Mastering shares and indices
Ways to trade shares
As with any financial market, there are multiple different ways to trade shares. In this lesson, we're going to focus on two: investing and CFD trading.
Investing in stocks is one of the most well-known forms of retail trading.
When you invest, you're buying a share in a company, as we described in the Introduction to financial markets course. If the company increases in value, then your investment will increase in value too.
Stock exchanges only allow permitted personnel to buy and sell shares directly on their order books, so most retail investors use a stockbroker. Stockbrokers charge a commission to buy or sell shares on your behalf.
One significant benefit of investing is that you can receive dividends, which enable you to achieve a return from your stock without selling it.
What is a dividend?
A dividend is a portion of a company's profits that they pay back to shareholders. Many companies will choose to reward investors by paying a regular dividend: usually monthly, quarterly or annually. Some may also pay one-off special dividends, often after a period of particularly strong performance.
While they're usually paid out of net profits, sometimes you'll see a business pay a dividend despite a drop in earnings, to maintain demand for their stock.
How much you'll get from a dividend depends on how many shares you own.
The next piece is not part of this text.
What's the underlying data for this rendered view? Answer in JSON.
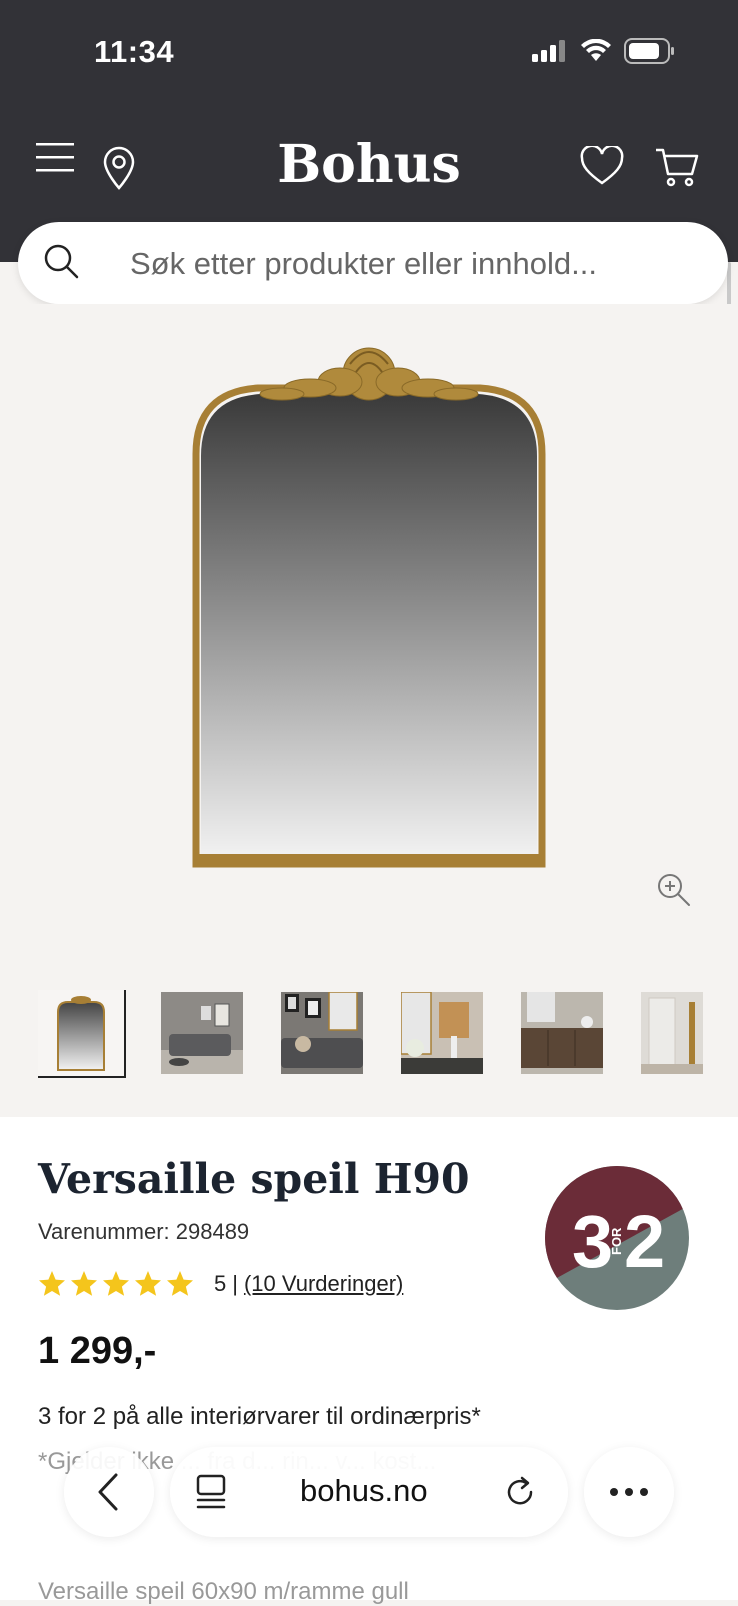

If you own 500 shares in a company that pays a dividend of 50 pence per share, for instance, you'll receive £250.
You could even build a portfolio that only targets returns from dividends, looking for stable blue chips that don't offer much growth but do make steady payments to investors. This is a called a dividend strategy.
Stocks tend to follow a set timeline when they pay dividends, from announcing the dividend on the announcement date to paying investors on the payment date.
Perhaps the most important day to remember, though, is the ex-dividend date (ex-date). You must invest in a company before the ex-date to be eligible for its dividend. Anyone that buys stock after will miss out.
We'll cover dividends in more detail in the corporate actions lesson.
Share CFDs are a little bit different to buying shares with a stockbroker. As we covered in the How to trade course, they enable you to speculate on a market's price movements without owning the underlying asset.
When you open an equity position with a CFD, you're agreeing to exchange the difference in a stock's price from that moment until you close your trade. You do this by trading a set number of contracts.
Each contract you buy or sell represents a single share of the underlying market. Buying 500 Apple share CFDs will give you the same exposure as buying 500 Apple shares; selling 1000 Tesco share CFDs is the equivalent of selling 1000 Tesco shares.
Like with investing, you'll pay a commission to execute your trade.
Because you don't ever own the stock, you won't be eligible for dividends with a CFD. However, you will be able to access leverage – which can drastically reduce how much you spend to open a position.
CFDs vs investing example
You want to open a long position on 100 Walmart shares when its share price is $130. To do so, you can choose between stock investing and share CFDs.
Buying 100 shares at $130 gives you a total position size of $13,000. With investing, you'd have to pay the full $13,000 upfront.
With a leveraged share CFD, on the other hand, you might only have to pay 20% of your position's full value at the outset. In this case, that means you'd deposit $2600 as margin.
Your profit or loss would still be based on the full size of your trade in either case. If Walmart shares increased to $140, you'd make $1000. If they dropped to $120, you'd lose $1000.
However, because you only paid $2600 for the CFD position, your return or loss is magnified.